● **HOW TO COMPLETE THIS TASK**: Search the material and gather each line with "entre" in it.

● **INFORMATION GIVEN**:
______________________________

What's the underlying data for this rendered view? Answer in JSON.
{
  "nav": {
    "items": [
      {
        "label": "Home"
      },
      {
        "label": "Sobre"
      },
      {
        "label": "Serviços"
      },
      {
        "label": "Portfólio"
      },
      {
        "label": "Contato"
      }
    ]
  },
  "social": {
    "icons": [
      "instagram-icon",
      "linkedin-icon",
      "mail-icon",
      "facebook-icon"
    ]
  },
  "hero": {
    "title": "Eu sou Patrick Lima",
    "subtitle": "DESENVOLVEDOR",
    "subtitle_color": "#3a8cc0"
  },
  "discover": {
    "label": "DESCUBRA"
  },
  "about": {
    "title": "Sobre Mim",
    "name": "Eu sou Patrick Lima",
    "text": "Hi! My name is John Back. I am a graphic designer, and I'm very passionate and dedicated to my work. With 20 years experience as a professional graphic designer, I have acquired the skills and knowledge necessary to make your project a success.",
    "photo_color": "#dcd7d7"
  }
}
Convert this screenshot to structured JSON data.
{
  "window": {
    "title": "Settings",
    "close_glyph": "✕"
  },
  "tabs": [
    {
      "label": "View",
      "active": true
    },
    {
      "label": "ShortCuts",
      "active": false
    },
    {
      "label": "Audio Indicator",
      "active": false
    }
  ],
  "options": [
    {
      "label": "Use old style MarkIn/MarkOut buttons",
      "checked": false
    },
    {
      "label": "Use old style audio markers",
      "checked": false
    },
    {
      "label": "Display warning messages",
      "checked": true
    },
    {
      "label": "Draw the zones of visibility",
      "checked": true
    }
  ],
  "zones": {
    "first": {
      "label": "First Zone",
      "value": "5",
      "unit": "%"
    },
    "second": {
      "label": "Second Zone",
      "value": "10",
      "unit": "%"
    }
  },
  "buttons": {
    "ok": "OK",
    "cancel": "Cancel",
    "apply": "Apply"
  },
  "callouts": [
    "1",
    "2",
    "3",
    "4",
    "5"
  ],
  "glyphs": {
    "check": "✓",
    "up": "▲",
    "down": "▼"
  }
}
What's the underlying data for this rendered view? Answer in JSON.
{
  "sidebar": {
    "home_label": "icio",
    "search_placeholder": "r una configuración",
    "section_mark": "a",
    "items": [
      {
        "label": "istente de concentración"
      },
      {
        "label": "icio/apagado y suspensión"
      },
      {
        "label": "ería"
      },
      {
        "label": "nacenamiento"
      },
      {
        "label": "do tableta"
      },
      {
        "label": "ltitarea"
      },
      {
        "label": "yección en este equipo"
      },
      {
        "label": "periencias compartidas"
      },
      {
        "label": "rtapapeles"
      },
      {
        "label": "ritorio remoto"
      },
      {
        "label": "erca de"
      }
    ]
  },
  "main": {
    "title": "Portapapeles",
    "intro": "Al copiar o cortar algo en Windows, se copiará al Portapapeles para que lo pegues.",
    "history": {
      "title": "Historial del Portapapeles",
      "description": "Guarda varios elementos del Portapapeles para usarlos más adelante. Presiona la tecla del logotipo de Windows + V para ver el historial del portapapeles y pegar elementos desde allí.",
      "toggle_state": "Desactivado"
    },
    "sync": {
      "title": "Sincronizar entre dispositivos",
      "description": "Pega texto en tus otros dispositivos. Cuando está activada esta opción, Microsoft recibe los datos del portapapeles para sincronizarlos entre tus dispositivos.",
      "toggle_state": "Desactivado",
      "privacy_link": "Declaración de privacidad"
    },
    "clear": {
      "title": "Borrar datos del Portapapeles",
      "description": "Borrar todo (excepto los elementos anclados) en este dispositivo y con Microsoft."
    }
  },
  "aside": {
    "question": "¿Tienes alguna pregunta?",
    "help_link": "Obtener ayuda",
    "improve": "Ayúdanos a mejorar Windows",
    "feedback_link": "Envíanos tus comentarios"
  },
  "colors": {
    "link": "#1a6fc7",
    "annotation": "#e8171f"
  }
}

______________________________

● **SOLUTION FOR THIS PROBLEM**:
      "title": "Sincronizar entre dispositivos",
      "description": "Pega texto en tus otros dispositivos. Cuando está activada esta opción, Microsoft recibe los datos del portapapeles para sincronizarlos entre tus dispositivos.",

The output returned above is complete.